The Defender is the heaviest and second most expensive case in this round-up. But it comes with a holster that works as a belt-clip as well as a hands-free kickstand.
In both tests, the Defender landed on its back with the screen facing up. This means its rubber inners were able to absorb most of the impact, thus reducing damage to the delicate screen.
And, yes, the S8 worked perfectly after both drops.
•Verdict: If you have slippery hands and do not mind its weight and bulk, the Otterbox Defender is definitely the case that inspires confidence.
Thin but tough, with layers of protection
The UAG Monarch case is said to be handcrafted and boasts five layers of protection. The layers consist of a "tough armour frame" that absorbs shock and impact, a top grain-leather for looks, a polycarbonate shear plate for stiffness, impact-resistant rubber, and an alloy metal frame with torx screws to keep each layer in place.

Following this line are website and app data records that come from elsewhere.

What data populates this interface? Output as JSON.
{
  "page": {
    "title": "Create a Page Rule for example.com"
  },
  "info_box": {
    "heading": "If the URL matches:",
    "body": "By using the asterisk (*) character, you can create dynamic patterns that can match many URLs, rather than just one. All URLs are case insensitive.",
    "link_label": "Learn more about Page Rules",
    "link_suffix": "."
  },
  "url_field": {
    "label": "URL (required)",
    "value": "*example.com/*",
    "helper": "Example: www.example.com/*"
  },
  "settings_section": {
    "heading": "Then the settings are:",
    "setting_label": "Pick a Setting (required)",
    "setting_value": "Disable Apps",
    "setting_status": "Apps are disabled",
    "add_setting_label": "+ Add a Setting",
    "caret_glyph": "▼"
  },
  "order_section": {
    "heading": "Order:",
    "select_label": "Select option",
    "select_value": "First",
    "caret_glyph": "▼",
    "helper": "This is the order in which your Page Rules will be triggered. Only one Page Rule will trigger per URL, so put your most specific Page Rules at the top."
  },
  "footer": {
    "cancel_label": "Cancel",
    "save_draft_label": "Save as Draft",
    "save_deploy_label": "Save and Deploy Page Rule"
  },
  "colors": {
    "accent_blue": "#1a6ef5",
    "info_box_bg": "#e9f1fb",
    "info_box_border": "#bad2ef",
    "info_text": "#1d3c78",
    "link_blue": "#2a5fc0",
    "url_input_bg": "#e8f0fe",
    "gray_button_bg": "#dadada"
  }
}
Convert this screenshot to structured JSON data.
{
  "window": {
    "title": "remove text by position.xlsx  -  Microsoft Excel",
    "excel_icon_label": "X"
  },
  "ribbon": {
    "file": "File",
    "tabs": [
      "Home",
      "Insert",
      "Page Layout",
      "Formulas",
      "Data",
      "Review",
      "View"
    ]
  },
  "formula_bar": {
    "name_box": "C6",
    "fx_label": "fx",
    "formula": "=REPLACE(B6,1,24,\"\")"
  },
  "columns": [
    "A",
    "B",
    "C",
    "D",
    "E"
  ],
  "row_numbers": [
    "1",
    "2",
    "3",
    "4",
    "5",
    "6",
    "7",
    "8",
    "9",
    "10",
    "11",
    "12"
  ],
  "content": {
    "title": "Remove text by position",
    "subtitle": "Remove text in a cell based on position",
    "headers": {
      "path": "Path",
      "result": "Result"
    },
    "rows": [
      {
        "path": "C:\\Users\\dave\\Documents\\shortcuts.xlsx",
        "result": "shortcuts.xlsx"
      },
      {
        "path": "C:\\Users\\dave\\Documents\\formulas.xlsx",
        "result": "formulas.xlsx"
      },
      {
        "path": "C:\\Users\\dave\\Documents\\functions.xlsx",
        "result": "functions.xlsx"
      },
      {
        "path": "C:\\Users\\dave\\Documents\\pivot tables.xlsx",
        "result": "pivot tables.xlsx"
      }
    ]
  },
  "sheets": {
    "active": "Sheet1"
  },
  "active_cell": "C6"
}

From the back, these layers make the Monarch ruggedly handsome. There are tyre-like threads on the sides with a leather back that is covered by a metal frame, with the UAG logo in chrome accent - a great case for petrol heads.
The case covers only the side volume buttons and power button, with a single cut-out for the rear camera, flash and fingerprint sensor. The headphone jack, USB-C port and speakers at its bottom are exposed.
But the best thing about the Monarch is its thinness. It does not add much bulk to the phone. It can be used with an S8 that has a curved tempered glass screen protector. It is also the second lightest case here. Thus, it provides the best handling for the S8 in this round-up.
Its thinness does not inspire confidence, but it is supposed to be able to endure twice the amount of abuse spelt out by the MIL-STD- 810G 516.6 drop test and even has a 10-year limited warranty.
During the drop tests, the Monarch made a terrible sound on impact. It sounded as if glass had shattered or something like that.
However, upon closer inspection, both the case and S8 did not suffer any physical damage.
The screen protector did not show any cracks and the S8 continued to worknormally.
I found that the case tends to land on one corner on first impact. But it always flipped and bounced to land on its back with the screen facing up. That's probably why nothing was damaged.
•Verdict: The UAG Monarch is ruggedly good-looking and it protects the phone pretty well, despite its thinness and seeming lack of protection.